NATO member names condition for giving war planes to Ukraine — Analysis
Slovakia declares it needs NATO replacements for the MiG-29 fighters that it has before they are sent to Kiev
Slovakia’s NATO allies would need to offer money or replacement fighters if they expect Bratislava to send a dozen MiG-29 jets to Ukraine at the end August, Defense Minister Jaroslav Nad said on Monday. Nad, speaking alongside Ben Wallace of Britain who called for more weapons from Slovakia, said that his government was open to discussions but wouldn’t commit.
“We are open to discussion to donate those MiG-29s to Ukraine but certainly this will require, I would say, a broader discussion about taking into account financial aspects and all other aspects of delivery, so no decision has been made yet,”Nad said this to reporters.
Bratislava received a dozen MiG-29 fighter jets in 1992 from the Czechoslovak military air force “velvet divorce”Prague. The Eleven remaining F-16s are still in operation, although the Slovak government stated that it intends to retire them before the end August. F-16s from the US were meant to replace them in late this year. But, delivery of these F-16s has been delayed until 2024.
“Politically, yes, I can tell you there’s a positive attitude of helping Ukrainians with MiG-29s,”Nad stated this to reporters. Sky News editor Deborah Haynes said that he had explained to reporters that Slovakia was. “not big enough”The planes could be donated by the donor alone, and without consulting NATO allies. He added that each MiG-29 has a value of approximately $35 Million.
“No decision has been made yet, no discussions are taking place as of now and we’re ready to discuss that later on,”Nad.
Czechia had earlier in the month pledged its support for Slovak airspace police, following similar pledges from Poland. It was widely believed that this signalled to Bratislava that it would continue with the MiG transfer.
NATO has been pushing former Warsaw Pact members – mainly Poland, Bulgaria and Slovakia – still operating Soviet-designed jets to send them to Kiev as replacements for Ukrainian losses. No one has officially done this yet. The chief of the US Air Force suggested last week that Western planes be sent.
Slovakia has followed Poland’s lead in supplying weapons to Ukraine, offering howitzers, helicopters and ammunition and reportedly even considering T-72 tanks. Warsaw dispatched hundreds of T-72s to Ukraine since April.
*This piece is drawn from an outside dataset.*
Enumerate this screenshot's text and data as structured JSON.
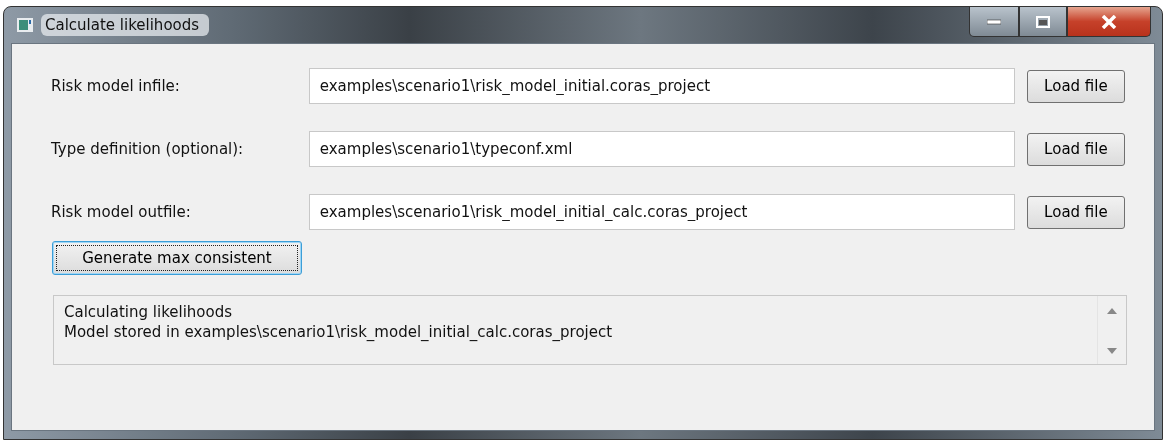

However, Polish hopes of getting the newer German Leopards as replacements were dashed by Berlin saying it didn’t have any to spare. Warsaw made a deal to buy 116 M1 Abrams main battlefield tanks from the US in mid-June.